"My grandmother's disinclination for nudity would not have surprised those who knew her well. Her interest was in covering up, not stripping down. The same week she married my grandfather, she'd curtains and heavy draperies made for the windows of the house they bought on Macklin Avenue. By the following summer slip-covers dressed the wicker porch furniture. Scarves in broderie anglaise adorned every bureau. Pillows in my grandparents' house were fitted with under-covers as well as over-covers, and she herself sewed a sort of skirt in flowered chintz, which was tied prettily with bias tape around the wringer washing machine when it was not in use. Lace doilies sat on the arms and back of every chair. Woollen throws were flung across the various sofas. Rugs lay scattered everywhere upon the thick carpets. Fullness, plumpness, doubleness. . Hers was a house where one could imagine the possibility of suffocation.

Her own clothing, needless to say, comprised layers of underclothes, foundation garments, garters and stockings, brassieres, camisoles, slips, blouses, cardigans, lined skirts, aprons, and even good aprons worn over the everyday aprons. Her mind drifted towards texture, fabric, protection, and warmth, as though she could never burrow deeply enough into the folds of herself.

Which was why she had so much difficulty taking part in the annual July rites at Lake Simcoe. Naturism was not her nature. Nudity was the cross she bore."

( Caroline Shields, Dressing Down, in Carol Shields, Dressing up for the Carnival, QPD London 2000, p.237/238.)
Sunday, 17 September 2006

Working on "Snow-White and Rose-Red" - a tale of two sisters, opposites, yet equal. Power and passion, purity and innocence, playfulness and responsibility. The duty of the daughters, kindness in spite of fear, trust in nature, the bond with the animal spirit, compassion, the mystery. Red blood, white snow, thorns and roses.
Saturday, 9 September 2006
Friday, 8 September 2006
The Red Shoes are a celebration of creativity and the power of imagination, made for dancing, not for walking the line. Fragments are selected and collected – each carrying its own history – and joined together as a material manifestation of a desire. All is fine while you are able to dance to your own tune. Passion is red, but so is danger.

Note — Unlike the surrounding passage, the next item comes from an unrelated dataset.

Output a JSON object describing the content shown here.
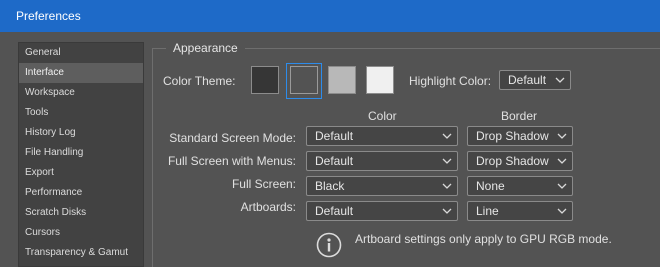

The 'Red Shoes" are no longer with me - only the image and the memory remain. I have been thinking about making another pair of girl's shoes, white shoes with bits of old lace, some torn or burnt at the edges, the fragility of innocence, the delicacy of dreams, fairy princess, child bride.
“Once there was a poor motherless child who had no shoes. But the child saved cloth scraps wherever she found them and over time sewed herself a pair of red shoes. They were crude but she loved them. They made her feel rich even though her days were spent gathering food in the thorny woods until far past dark.”

The Red Shoes, retold by Clarissa Pinkola Estés

C. Pinkola Estés, Woman who run with the Wolves: Contacting the Power of the Wild Woman, Rider, London/Sydney/Auckland/Johannisburg 1992, p. 216